Supplied data:

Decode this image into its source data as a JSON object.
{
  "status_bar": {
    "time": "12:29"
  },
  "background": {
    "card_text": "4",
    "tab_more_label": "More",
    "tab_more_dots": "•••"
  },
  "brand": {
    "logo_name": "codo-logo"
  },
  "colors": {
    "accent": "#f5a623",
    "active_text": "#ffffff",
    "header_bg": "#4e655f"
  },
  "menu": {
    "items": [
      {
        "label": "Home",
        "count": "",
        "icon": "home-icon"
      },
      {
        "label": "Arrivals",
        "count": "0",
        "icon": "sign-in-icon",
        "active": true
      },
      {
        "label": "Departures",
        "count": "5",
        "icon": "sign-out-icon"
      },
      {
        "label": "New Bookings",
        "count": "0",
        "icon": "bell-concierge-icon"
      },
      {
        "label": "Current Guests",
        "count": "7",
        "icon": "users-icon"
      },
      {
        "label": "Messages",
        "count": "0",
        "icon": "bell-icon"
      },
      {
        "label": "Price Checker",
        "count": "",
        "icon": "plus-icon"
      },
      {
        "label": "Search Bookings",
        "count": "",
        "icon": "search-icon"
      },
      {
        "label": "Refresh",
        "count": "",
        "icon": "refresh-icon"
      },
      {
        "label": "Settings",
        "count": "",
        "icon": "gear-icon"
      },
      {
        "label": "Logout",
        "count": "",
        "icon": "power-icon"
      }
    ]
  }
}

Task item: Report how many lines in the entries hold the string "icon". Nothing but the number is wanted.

Task result: 11